This project was being done in conjunction with the New Zealand traveling exhibit, Whales: Giants of the Deep, that was on exhibit upstairs starting the first day of this project. That exhibit had a 58-foot male sperm whale skeleton, a 30-some-foot female sperm whale skeleton, a couple smaller whale skeletons, a couple fossil whale skeletons, a dozen beaked whale skulls and lots of other exhibit material on whales and whaling from New Zealand. It is a world class exhibit by any standards and is especially impressive when you take into account that it was done in New Zealand and is traveling around this country. Most of us are doing good to get a large whale skeleton together, let alone trying to engineer one that comes apart for travel all the time.
People coming to the Academy would often find our project first and you could see the relief on their faces when they were told that, "No, this isn't the advertised Giants of the Deep whale exhibit. That exhibit is upstairs. It has lots of big whale stuff. This is the other end of the spectrum."
But an interesting sidebar was that Harbor Porpoise had been absent from San Francisco Bay for most of seventy years since the big building projects of the bridges had started with the dredging and blasting followed by the submarine nets and activity of World War II, and the industrial noise and pollution after that. Only in recent years have the Harbor Porpoise started coming back into the bay. Now they are coming back in substantial numbers giving researchers unprecedented views of porpoise behavior, even from the Golden Gate Bridge. Evidently San Francisco Bay is the ultimate pick up spot for Harbor Porpoise to hitch up - the singles scene for porpoise partnering purposes. . . Thus the assembly of this porpoise which had been found dead on an outer beach twenty-five years ago and had lived as a clean set of bones in a box in the Academy collections ever since.
The Porpoise was finished with a couple hours to spare. It was left with the Academy education people as a 15-piece portable porpoise puzzle that comes apart in one minute and goes back together in two minutes. Many of the pieces snap together with a satisfying click as embedded magnets lock together. Another wonderful whale swimming again.
Time Lapse Video of the Porpoise Puzzle
One morning towards the end of the project, I received a phone call from Moe Flannery, Birds and Mammals Collection Manager, to see if I could get away for a day. A 49-foot long sperm whale washed up on a beach just south of San Francisco and they wanted to do a necropsy on it to see if they could understand why it died.
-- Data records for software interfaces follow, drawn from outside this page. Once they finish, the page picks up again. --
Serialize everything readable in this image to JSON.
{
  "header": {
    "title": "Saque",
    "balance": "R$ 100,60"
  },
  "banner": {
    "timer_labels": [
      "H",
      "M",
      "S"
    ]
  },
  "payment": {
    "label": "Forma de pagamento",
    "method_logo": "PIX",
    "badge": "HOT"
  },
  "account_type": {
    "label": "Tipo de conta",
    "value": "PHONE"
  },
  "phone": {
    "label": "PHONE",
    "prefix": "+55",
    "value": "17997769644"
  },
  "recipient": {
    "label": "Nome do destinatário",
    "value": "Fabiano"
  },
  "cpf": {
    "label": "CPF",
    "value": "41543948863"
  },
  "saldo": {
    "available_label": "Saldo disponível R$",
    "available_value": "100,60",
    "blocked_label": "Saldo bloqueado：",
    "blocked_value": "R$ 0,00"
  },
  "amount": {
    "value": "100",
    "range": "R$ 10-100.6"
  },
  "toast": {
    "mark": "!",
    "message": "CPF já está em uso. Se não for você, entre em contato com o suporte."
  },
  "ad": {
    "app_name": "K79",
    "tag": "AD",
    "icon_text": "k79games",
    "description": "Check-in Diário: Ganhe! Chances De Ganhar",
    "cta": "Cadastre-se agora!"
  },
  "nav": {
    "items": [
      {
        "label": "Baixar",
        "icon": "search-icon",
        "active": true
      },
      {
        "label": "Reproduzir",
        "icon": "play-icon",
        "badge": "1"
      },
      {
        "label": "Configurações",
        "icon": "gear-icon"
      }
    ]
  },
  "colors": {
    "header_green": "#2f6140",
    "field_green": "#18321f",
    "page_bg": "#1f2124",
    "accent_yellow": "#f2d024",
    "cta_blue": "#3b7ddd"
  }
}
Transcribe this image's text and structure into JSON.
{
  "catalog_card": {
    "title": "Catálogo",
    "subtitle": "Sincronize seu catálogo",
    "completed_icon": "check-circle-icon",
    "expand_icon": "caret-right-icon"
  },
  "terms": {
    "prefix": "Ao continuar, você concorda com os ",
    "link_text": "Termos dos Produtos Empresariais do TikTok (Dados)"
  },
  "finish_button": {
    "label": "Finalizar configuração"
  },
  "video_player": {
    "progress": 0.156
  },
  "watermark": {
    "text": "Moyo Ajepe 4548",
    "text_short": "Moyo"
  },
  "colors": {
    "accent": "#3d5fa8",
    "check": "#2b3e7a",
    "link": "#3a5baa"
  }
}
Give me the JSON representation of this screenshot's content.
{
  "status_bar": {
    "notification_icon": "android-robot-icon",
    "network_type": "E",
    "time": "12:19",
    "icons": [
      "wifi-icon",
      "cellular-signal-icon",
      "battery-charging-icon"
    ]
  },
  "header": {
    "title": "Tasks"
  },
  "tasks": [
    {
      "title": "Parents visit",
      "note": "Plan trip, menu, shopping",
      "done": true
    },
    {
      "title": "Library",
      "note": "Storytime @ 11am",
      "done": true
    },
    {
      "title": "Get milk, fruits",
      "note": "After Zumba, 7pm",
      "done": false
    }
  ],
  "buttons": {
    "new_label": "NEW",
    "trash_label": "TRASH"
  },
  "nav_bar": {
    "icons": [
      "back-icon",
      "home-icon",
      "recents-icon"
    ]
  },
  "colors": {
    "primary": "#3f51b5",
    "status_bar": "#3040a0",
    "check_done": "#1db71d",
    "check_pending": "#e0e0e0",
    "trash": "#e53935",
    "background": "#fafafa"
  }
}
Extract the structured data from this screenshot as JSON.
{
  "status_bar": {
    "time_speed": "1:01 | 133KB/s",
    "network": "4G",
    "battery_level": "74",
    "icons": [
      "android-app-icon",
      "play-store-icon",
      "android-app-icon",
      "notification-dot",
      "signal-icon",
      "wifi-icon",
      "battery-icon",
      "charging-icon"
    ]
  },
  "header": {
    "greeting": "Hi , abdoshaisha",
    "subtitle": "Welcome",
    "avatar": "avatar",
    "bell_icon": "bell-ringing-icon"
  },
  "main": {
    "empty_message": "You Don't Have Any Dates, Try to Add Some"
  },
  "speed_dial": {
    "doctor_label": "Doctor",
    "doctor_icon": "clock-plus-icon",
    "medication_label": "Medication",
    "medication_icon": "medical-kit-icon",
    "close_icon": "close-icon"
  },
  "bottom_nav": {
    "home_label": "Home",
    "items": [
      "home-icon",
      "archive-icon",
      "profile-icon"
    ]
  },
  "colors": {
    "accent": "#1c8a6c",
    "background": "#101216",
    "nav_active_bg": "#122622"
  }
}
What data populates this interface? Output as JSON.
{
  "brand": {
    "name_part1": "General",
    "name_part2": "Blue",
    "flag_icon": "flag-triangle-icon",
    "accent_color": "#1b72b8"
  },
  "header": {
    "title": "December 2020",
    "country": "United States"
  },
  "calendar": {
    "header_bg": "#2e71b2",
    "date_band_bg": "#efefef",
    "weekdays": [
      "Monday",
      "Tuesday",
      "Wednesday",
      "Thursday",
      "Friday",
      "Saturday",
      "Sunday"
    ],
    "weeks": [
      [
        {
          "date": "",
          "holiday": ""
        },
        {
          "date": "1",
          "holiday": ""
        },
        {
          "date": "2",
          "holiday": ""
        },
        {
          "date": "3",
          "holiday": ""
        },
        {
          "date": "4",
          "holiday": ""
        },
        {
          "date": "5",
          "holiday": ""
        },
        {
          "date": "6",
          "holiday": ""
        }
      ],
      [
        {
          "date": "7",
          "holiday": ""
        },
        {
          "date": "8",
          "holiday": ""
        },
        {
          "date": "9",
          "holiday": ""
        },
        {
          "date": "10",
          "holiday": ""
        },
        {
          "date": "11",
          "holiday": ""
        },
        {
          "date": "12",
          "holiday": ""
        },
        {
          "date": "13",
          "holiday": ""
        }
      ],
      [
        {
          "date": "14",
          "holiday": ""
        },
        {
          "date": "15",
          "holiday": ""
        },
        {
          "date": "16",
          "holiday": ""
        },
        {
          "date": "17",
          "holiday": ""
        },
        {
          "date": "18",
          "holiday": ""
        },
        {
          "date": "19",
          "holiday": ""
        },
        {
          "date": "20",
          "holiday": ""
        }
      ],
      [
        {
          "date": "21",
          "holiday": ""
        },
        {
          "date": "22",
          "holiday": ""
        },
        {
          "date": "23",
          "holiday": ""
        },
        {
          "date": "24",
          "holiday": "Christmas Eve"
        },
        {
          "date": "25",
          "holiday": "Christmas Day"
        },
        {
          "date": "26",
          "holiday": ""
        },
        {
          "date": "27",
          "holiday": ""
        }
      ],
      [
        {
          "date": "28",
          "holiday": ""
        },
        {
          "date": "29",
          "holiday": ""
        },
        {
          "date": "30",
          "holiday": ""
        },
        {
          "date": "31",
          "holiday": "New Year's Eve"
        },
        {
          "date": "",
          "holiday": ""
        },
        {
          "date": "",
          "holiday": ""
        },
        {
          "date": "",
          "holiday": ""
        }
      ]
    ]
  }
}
It took 18 people to carry just the mandible on a stretcher made of tarps with handles all around. The whale can be aged from one of the teeth in that mandible.